YOUR INSTRUCTIONS »
Below are entries to return in full. Keep each one exact.

-.-.-

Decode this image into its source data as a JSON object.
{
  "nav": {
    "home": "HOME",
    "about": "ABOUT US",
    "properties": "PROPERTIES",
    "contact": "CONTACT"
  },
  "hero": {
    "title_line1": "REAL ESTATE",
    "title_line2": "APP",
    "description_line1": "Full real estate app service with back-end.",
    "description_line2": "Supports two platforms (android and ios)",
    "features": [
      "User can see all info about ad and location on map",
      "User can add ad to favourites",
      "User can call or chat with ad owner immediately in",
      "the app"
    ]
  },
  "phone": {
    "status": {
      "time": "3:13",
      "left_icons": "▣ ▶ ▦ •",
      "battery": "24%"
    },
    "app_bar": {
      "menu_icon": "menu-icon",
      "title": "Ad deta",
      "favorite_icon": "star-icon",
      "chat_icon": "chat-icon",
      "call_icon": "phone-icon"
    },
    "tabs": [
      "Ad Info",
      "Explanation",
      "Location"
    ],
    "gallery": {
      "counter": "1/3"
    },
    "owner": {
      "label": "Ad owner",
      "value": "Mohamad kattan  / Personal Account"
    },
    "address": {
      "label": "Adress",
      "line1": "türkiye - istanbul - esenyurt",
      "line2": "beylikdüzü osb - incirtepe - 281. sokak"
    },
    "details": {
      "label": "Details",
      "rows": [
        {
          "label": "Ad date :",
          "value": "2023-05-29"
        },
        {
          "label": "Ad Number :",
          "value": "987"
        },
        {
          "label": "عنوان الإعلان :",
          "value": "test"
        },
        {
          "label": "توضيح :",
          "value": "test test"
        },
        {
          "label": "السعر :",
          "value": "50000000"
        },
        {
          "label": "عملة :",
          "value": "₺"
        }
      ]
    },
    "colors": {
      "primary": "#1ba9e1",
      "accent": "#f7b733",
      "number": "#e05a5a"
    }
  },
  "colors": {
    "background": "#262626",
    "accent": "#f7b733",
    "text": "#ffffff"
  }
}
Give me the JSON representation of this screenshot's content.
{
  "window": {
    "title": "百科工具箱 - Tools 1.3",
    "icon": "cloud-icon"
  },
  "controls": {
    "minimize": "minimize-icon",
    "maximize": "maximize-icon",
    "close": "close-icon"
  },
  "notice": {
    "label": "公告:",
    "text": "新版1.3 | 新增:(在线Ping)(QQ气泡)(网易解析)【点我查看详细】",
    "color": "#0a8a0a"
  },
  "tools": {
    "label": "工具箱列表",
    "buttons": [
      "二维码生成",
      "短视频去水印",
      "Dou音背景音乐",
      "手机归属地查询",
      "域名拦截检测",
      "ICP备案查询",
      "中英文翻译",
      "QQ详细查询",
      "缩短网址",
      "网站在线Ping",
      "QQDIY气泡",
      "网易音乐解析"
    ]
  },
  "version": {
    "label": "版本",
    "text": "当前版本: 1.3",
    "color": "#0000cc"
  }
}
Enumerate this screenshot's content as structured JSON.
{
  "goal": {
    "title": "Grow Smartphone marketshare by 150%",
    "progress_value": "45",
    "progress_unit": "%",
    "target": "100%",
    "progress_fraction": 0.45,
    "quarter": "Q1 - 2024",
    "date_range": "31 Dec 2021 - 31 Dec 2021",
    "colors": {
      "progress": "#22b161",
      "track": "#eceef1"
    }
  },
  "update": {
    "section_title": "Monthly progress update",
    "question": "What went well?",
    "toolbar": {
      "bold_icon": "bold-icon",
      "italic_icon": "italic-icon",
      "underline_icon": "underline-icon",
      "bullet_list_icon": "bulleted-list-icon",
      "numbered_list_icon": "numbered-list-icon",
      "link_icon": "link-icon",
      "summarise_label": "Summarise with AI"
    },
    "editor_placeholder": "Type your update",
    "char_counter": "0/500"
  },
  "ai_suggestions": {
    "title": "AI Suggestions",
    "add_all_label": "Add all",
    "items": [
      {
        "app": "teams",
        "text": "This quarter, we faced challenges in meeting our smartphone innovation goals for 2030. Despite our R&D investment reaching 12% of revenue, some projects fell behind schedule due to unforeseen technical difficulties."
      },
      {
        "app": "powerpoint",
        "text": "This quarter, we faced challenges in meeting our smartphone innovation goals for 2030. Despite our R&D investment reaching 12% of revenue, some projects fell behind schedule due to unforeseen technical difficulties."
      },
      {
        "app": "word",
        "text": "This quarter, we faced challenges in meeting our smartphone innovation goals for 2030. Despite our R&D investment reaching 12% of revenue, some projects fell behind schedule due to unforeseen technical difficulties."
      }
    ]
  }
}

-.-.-

FINISHED EXERCISE »
Decode this image into its source data as a JSON object.
{
  "nav": {
    "home": "HOME",
    "about": "ABOUT US",
    "properties": "PROPERTIES",
    "contact": "CONTACT"
  },
  "hero": {
    "title_line1": "REAL ESTATE",
    "title_line2": "APP",
    "description_line1": "Full real estate app service with back-end.",
    "description_line2": "Supports two platforms (android and ios)",
    "features": [
      "User can see all info about ad and location on map",
      "User can add ad to favourites",
      "User can call or chat with ad owner immediately in",
      "the app"
    ]
  },
  "phone": {
    "status": {
      "time": "3:13",
      "left_icons": "▣ ▶ ▦ •",
      "battery": "24%"
    },
    "app_bar": {
      "menu_icon": "menu-icon",
      "title": "Ad deta",
      "favorite_icon": "star-icon",
      "chat_icon": "chat-icon",
      "call_icon": "phone-icon"
    },
    "tabs": [
      "Ad Info",
      "Explanation",
      "Location"
    ],
    "gallery": {
      "counter": "1/3"
    },
    "owner": {
      "label": "Ad owner",
      "value": "Mohamad kattan  / Personal Account"
    },
    "address": {
      "label": "Adress",
      "line1": "türkiye - istanbul - esenyurt",
      "line2": "beylikdüzü osb - incirtepe - 281. sokak"
    },
    "details": {
      "label": "Details",
      "rows": [
        {
          "label": "Ad date :",
          "value": "2023-05-29"
        },
        {
          "label": "Ad Number :",
          "value": "987"
        },
        {
          "label": "عنوان الإعلان :",
          "value": "test"
        },
        {
          "label": "توضيح :",
          "value": "test test"
        },
        {
          "label": "السعر :",
          "value": "50000000"
        },
        {
          "label": "عملة :",
          "value": "₺"
        }
      ]
    },
    "colors": {
      "primary": "#1ba9e1",
      "accent": "#f7b733",
      "number": "#e05a5a"
    }
  },
  "colors": {
    "background": "#262626",
    "accent": "#f7b733",
    "text": "#ffffff"
  }
}
Give me the JSON representation of this screenshot's content.
{
  "window": {
    "title": "百科工具箱 - Tools 1.3",
    "icon": "cloud-icon"
  },
  "controls": {
    "minimize": "minimize-icon",
    "maximize": "maximize-icon",
    "close": "close-icon"
  },
  "notice": {
    "label": "公告:",
    "text": "新版1.3 | 新增:(在线Ping)(QQ气泡)(网易解析)【点我查看详细】",
    "color": "#0a8a0a"
  },
  "tools": {
    "label": "工具箱列表",
    "buttons": [
      "二维码生成",
      "短视频去水印",
      "Dou音背景音乐",
      "手机归属地查询",
      "域名拦截检测",
      "ICP备案查询",
      "中英文翻译",
      "QQ详细查询",
      "缩短网址",
      "网站在线Ping",
      "QQDIY气泡",
      "网易音乐解析"
    ]
  },
  "version": {
    "label": "版本",
    "text": "当前版本: 1.3",
    "color": "#0000cc"
  }
}
Enumerate this screenshot's content as structured JSON.
{
  "goal": {
    "title": "Grow Smartphone marketshare by 150%",
    "progress_value": "45",
    "progress_unit": "%",
    "target": "100%",
    "progress_fraction": 0.45,
    "quarter": "Q1 - 2024",
    "date_range": "31 Dec 2021 - 31 Dec 2021",
    "colors": {
      "progress": "#22b161",
      "track": "#eceef1"
    }
  },
  "update": {
    "section_title": "Monthly progress update",
    "question": "What went well?",
    "toolbar": {
      "bold_icon": "bold-icon",
      "italic_icon": "italic-icon",
      "underline_icon": "underline-icon",
      "bullet_list_icon": "bulleted-list-icon",
      "numbered_list_icon": "numbered-list-icon",
      "link_icon": "link-icon",
      "summarise_label": "Summarise with AI"
    },
    "editor_placeholder": "Type your update",
    "char_counter": "0/500"
  },
  "ai_suggestions": {
    "title": "AI Suggestions",
    "add_all_label": "Add all",
    "items": [
      {
        "app": "teams",
        "text": "This quarter, we faced challenges in meeting our smartphone innovation goals for 2030. Despite our R&D investment reaching 12% of revenue, some projects fell behind schedule due to unforeseen technical difficulties."
      },
      {
        "app": "powerpoint",
        "text": "This quarter, we faced challenges in meeting our smartphone innovation goals for 2030. Despite our R&D investment reaching 12% of revenue, some projects fell behind schedule due to unforeseen technical difficulties."
      },
      {
        "app": "word",
        "text": "This quarter, we faced challenges in meeting our smartphone innovation goals for 2030. Despite our R&D investment reaching 12% of revenue, some projects fell behind schedule due to unforeseen technical difficulties."
      }
    ]
  }
}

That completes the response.